Lipstye also points out the way that cultural norms shift with time: the author of Portnoy’s Complaint and Goodbye, Columbus was surveying the American social landscape well in advance of the #MeToo era. Not to mention that Roth’s main theme was “not so much sex but the idea of the individual in America, the immigrant or striver, the kid straining against the confines of the kind of appropriate behavior elders consider linked to success. A possibly immature but exuberant carnality was rebellion against conformity.”
In other words, through Roth’s “wit, fearlessness, and emotional acuity,” his work transcends simple us vs. them, sexual equivalencies.
For me, ignoring or refusing to acknowledge Philip Roth’s literary achievement because you don’t like the women (or lack of them) in his books is akin to saying that you don’t like Huckleberry Finn because it contains the n-word. I once had a heated argument with a well-known writer, improbably in the locker room of a swim club, about whether Milan Kundera’s The Unbearable Lightness of Being was a worthy book. She deemed it less so, because he is “a male chauvinist, like his pal Philip Roth.” I wasn’t having it.
Reading Roth as a young woman was subversive: As I recall, after my Catholic mother found my dog-eared copy of Portnoy, along with an edition of Newsweek with Sophia Loren on the cover in a wet T-shirt, she delegated both to the trash can.
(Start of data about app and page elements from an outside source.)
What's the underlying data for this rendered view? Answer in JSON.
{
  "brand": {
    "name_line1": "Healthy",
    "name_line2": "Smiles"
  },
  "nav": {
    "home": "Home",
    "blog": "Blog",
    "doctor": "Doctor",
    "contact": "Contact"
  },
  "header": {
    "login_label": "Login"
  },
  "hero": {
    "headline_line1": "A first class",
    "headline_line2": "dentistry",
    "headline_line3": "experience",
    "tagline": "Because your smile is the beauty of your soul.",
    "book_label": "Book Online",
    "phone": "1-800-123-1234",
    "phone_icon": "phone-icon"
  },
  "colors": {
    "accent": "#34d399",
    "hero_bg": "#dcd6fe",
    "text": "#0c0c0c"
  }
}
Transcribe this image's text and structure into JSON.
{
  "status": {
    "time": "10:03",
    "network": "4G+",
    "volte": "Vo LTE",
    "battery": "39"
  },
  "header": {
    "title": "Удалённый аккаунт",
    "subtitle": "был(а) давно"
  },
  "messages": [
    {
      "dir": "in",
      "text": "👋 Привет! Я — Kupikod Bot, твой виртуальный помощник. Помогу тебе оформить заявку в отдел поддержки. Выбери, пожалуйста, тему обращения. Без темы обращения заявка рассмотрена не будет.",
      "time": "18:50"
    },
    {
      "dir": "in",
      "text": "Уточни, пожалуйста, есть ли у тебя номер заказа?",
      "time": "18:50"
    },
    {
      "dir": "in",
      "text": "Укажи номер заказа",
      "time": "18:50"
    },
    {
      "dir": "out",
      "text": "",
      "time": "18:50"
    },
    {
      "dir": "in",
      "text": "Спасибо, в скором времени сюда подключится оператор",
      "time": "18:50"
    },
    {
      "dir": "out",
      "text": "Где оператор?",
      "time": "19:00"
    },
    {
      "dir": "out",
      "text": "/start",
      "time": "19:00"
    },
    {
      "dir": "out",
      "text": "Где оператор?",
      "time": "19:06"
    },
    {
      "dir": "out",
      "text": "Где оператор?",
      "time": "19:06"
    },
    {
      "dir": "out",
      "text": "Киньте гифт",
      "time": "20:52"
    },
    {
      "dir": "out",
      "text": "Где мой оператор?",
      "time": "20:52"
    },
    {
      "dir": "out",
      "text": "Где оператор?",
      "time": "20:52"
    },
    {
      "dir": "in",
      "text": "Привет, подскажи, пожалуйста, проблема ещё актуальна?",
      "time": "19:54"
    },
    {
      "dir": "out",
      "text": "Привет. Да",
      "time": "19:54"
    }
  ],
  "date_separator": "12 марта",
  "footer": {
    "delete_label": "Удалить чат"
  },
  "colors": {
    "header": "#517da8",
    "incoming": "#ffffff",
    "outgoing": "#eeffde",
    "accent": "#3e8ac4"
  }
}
But it was too late.
I’m with Times reader Vera Mehta of Brooklyn, who wrote about reading Portnoy as a new arrival to London from Mumbai, India, when she was pregnant and unemployed. Up to that point in her life, she had very little knowledge of American literature: “All my favorite authors were 18th and 19th century British novelists. There was nothing in my experience that I could ‘relate to’ in Portnoy’s story, but after finishing it, I became one of Philp Roth’s most ardent and lifelong fans.
“That anyone could be so funny and write so well about the human condition and all its weirdness, absurdity and vulgarity was a revelation.”
Her last words are key: if a writer gives his or her characters a life on the page that conveys the beauty, absurdity, and even cruelty—in the case of crime fiction—of the world we live in, readers will follow—man, woman, or child.